Your objective: In the records below, find each line with the word "угрозы" and copy it.

Items listed in a dataset:
======
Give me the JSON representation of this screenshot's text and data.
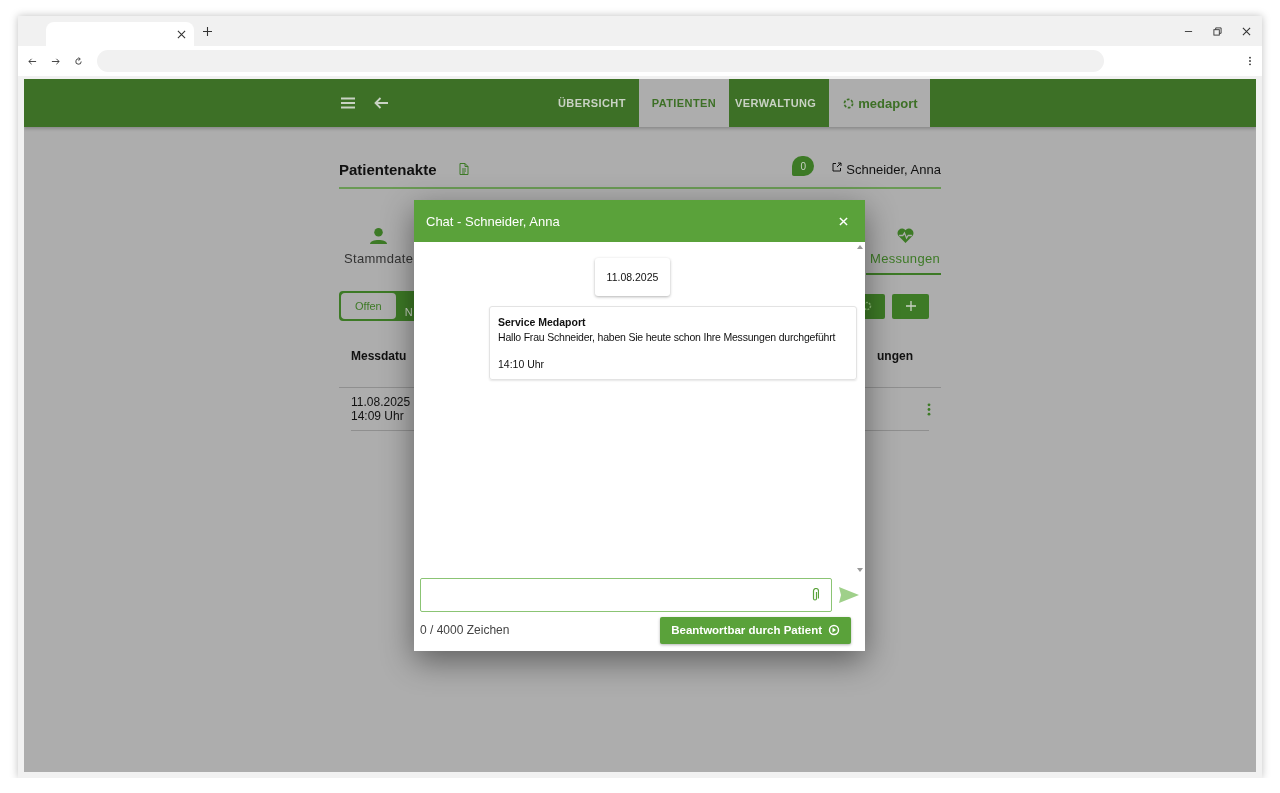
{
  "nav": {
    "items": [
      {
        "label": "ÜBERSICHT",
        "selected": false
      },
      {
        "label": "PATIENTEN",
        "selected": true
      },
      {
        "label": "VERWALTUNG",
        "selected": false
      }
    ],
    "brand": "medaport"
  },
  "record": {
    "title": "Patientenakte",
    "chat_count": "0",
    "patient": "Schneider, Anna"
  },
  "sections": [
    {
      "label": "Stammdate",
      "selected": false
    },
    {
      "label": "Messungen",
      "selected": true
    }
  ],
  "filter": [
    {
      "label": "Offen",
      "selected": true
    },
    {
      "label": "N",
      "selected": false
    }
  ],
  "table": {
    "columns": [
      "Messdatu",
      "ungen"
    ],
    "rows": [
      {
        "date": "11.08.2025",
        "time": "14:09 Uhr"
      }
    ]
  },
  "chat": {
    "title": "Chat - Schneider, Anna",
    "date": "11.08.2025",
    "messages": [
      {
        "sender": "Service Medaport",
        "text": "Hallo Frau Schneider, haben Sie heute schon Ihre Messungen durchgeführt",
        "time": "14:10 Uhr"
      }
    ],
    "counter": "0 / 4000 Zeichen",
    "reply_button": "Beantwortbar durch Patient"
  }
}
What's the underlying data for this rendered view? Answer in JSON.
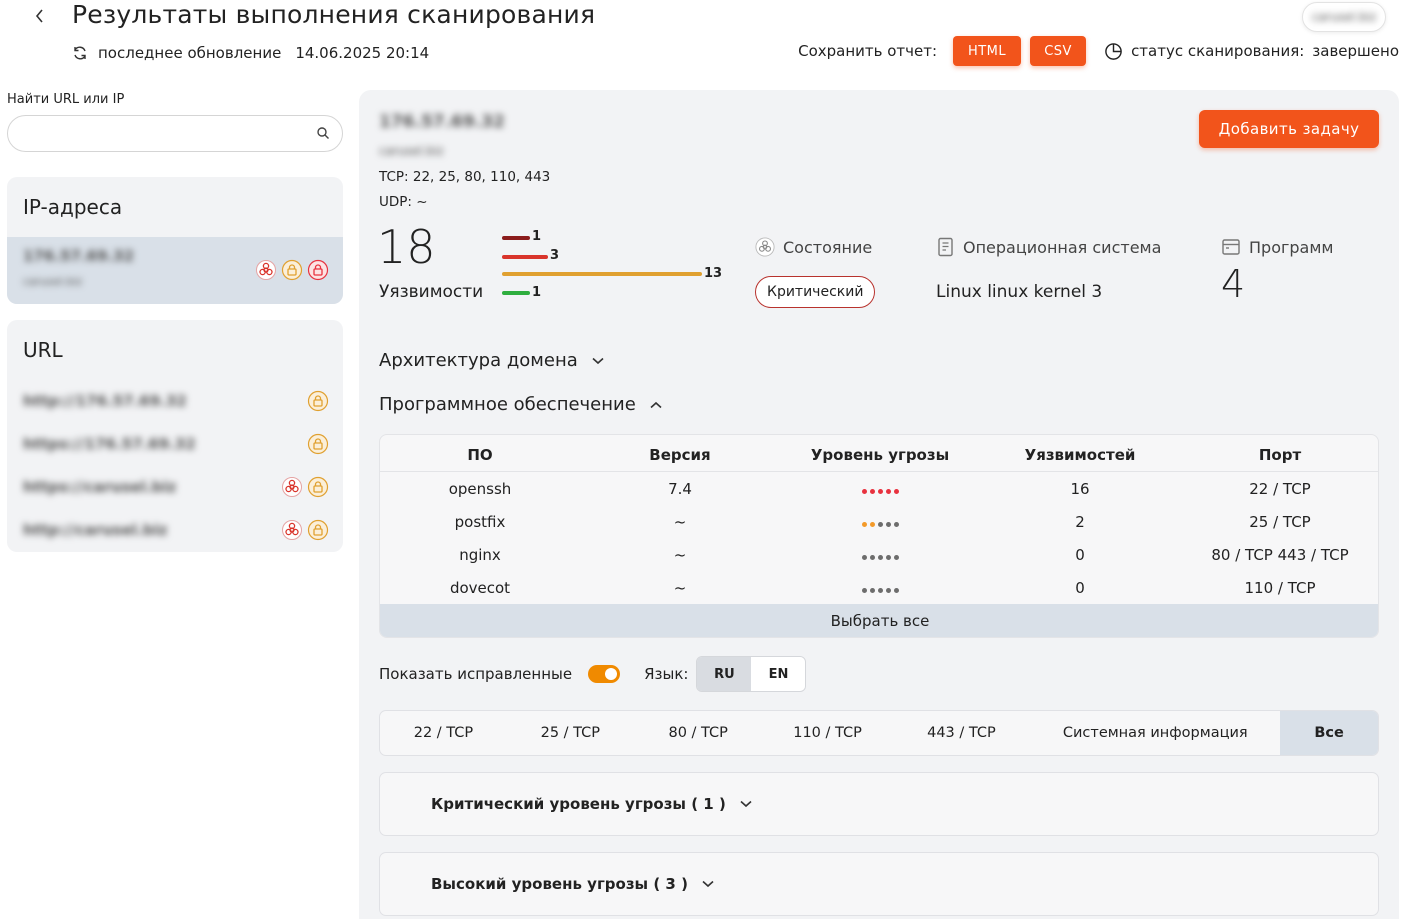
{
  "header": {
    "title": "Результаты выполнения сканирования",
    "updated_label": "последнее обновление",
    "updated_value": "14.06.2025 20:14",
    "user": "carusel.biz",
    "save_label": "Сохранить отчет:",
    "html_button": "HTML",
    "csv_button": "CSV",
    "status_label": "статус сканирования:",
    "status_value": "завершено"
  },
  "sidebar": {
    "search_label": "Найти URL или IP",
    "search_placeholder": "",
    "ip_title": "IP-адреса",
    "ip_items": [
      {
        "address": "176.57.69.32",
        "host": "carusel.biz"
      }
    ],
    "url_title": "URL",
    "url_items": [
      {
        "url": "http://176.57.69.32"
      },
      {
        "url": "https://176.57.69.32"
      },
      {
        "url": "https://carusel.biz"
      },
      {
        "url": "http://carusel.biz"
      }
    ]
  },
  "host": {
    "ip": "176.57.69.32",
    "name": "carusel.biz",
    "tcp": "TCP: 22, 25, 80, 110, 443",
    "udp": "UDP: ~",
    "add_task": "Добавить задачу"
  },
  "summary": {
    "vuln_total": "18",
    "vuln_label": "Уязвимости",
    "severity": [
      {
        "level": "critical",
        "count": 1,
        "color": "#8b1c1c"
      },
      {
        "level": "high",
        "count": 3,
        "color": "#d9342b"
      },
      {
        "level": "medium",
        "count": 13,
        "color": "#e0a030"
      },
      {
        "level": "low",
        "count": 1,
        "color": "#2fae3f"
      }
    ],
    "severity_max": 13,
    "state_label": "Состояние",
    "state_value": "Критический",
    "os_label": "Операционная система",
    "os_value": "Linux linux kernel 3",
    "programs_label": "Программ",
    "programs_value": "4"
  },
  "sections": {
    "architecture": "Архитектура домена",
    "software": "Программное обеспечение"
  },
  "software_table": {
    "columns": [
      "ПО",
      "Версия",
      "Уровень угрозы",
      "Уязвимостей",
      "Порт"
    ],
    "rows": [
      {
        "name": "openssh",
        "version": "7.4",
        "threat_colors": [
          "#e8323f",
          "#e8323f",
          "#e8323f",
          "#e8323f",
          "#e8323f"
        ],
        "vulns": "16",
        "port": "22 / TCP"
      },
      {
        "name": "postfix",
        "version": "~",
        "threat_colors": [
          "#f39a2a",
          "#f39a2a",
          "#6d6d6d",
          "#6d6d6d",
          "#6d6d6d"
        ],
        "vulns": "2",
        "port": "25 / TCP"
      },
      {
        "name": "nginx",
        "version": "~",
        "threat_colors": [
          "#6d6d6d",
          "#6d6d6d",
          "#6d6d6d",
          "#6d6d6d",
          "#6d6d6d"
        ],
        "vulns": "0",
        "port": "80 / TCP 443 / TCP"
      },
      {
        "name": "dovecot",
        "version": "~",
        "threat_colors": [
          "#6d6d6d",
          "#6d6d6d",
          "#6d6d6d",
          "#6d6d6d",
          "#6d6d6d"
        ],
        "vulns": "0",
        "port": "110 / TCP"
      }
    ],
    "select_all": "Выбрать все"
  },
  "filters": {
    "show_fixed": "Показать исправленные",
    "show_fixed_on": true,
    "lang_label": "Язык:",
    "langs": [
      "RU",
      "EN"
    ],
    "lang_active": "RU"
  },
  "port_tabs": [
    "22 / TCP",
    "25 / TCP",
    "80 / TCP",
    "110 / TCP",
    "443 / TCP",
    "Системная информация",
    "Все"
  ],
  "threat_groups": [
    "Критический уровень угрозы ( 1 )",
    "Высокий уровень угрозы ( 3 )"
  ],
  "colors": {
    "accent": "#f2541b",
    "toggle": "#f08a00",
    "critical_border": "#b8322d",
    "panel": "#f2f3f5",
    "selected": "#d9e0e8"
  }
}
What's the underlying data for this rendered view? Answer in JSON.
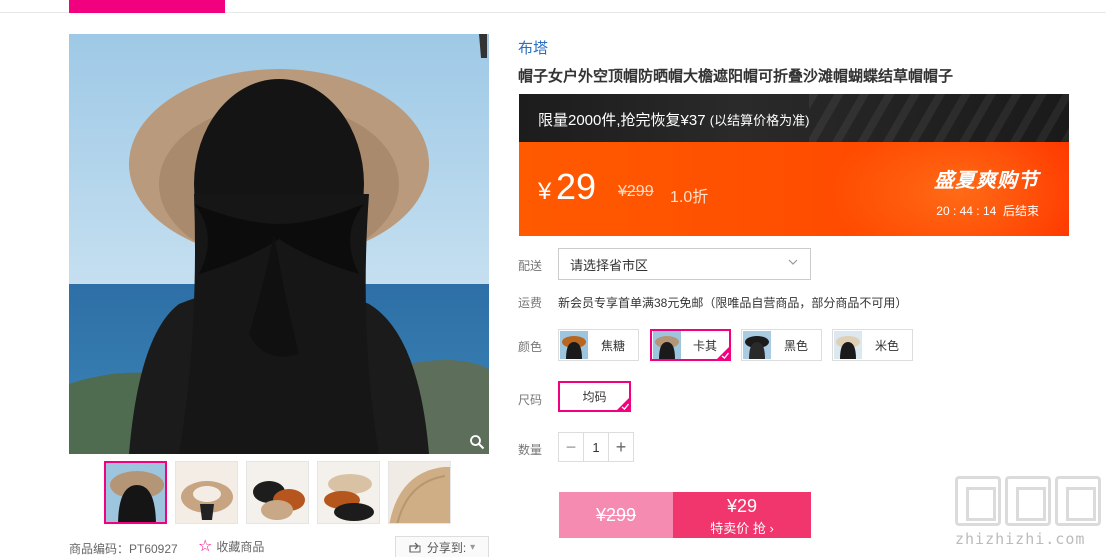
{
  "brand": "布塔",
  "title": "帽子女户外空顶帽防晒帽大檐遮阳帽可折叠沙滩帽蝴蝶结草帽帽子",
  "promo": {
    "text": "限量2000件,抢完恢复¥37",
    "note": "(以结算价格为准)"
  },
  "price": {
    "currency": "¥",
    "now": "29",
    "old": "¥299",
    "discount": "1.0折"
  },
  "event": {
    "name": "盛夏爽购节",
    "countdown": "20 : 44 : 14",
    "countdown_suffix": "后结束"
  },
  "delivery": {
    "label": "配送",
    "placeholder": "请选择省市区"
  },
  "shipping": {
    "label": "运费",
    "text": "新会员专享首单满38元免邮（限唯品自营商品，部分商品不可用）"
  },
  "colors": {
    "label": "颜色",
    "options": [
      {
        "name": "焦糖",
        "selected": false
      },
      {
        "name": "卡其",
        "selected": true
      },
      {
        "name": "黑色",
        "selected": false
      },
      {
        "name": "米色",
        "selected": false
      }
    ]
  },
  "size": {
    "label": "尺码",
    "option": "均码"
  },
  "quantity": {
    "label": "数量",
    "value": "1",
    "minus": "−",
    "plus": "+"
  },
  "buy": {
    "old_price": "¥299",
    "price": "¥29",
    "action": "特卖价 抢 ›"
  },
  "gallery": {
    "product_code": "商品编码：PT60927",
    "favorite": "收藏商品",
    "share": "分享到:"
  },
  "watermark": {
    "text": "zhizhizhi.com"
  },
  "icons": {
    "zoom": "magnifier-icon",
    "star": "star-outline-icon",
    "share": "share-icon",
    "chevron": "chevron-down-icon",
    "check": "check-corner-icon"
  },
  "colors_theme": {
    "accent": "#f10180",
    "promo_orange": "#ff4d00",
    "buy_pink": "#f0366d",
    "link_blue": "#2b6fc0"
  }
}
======
Result for this exercise:
      "Уровень угрозы",
    "Критический уровень угрозы ( 1 )",
    "Высокий уровень угрозы ( 3 )"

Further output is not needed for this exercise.